People climbing Glastonbury Tor for Summer Solstice in Glastonbury
9 Jun 2023
Celebrate the Summer Solstice in Glastonbury, a time of transition and renewal. Head to Glastonbury Tor for sunrise and embrace the beautiful flowing symmetry of nature’s cycles.
May Day Celebrations Glastonbury
24 Apr 2023
Join the dragon procession on the High street and witness the ceremony at Tor Fair Field during the May Day celebrations in Glastonbury.
Is Stonehenge near Glastonbury?
3 Feb 2023
The distance between Glastonbury and Stonehenge is about 40 miles as the crow flies and slightly longer by road. Driving time is just over 1 hour via A303.
fresh-vegetables
2 Jul 2022
Here in Glastonbury, we are blessed to have many different events over the course of the year. We have faerie balls and May Day parades, zombie walks and an annual, world-renowned Goddess Conference.
Pyramid Stage at Glastonbury Festival
26 Jun 2022
Visitors to the Centre are always surprised when they find out that Glastonbury Festival, the world-famous pop concert in a field which attracts around 210,000 people from all around the globe, is not actually here in Glastonbury.
clothes-on-a-rail
15 Jun 2022
Shopping in Glastonbury is a unique experience compared to most other market towns in England. It used to be said that you could buy all the ingredients you needed for a spell, but don’t bother trying to find a pair of socks!

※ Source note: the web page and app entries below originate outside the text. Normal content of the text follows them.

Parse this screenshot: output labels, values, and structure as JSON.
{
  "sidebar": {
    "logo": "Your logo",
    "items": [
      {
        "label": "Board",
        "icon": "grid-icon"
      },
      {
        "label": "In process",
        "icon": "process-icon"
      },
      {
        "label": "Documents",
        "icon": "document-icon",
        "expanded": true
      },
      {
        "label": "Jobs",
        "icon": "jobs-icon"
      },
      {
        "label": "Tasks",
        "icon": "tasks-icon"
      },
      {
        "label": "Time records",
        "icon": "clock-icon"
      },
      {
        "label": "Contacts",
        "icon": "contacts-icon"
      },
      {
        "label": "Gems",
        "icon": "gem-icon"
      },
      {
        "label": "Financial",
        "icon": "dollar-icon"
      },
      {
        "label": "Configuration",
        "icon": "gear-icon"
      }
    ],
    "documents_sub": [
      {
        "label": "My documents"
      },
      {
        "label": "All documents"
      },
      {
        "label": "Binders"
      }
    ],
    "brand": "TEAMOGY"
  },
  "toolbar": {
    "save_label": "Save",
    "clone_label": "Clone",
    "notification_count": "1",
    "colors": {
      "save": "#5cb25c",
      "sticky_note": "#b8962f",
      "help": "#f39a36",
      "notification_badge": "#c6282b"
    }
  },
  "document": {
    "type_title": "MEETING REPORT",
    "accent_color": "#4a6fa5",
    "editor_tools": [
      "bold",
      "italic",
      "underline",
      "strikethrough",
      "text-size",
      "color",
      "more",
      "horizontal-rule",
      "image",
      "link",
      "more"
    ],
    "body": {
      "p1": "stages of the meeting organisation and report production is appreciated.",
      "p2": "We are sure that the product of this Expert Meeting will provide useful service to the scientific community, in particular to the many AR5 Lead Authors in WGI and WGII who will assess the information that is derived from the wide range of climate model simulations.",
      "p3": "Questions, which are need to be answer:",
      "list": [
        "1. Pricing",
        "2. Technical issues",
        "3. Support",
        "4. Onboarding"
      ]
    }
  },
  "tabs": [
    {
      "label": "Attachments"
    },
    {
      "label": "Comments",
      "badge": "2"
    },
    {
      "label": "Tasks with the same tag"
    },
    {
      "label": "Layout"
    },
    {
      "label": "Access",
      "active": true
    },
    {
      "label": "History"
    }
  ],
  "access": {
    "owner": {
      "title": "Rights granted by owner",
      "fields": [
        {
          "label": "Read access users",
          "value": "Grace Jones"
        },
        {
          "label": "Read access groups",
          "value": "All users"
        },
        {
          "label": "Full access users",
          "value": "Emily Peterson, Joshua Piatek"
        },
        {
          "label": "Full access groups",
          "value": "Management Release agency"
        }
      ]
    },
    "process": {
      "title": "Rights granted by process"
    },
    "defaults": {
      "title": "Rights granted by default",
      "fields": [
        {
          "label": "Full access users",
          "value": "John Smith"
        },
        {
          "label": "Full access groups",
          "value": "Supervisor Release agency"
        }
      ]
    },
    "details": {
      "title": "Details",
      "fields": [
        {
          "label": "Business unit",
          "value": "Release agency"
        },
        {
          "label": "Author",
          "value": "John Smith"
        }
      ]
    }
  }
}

We use cookies to ensure you get the best experience possible on our site.

Skip to content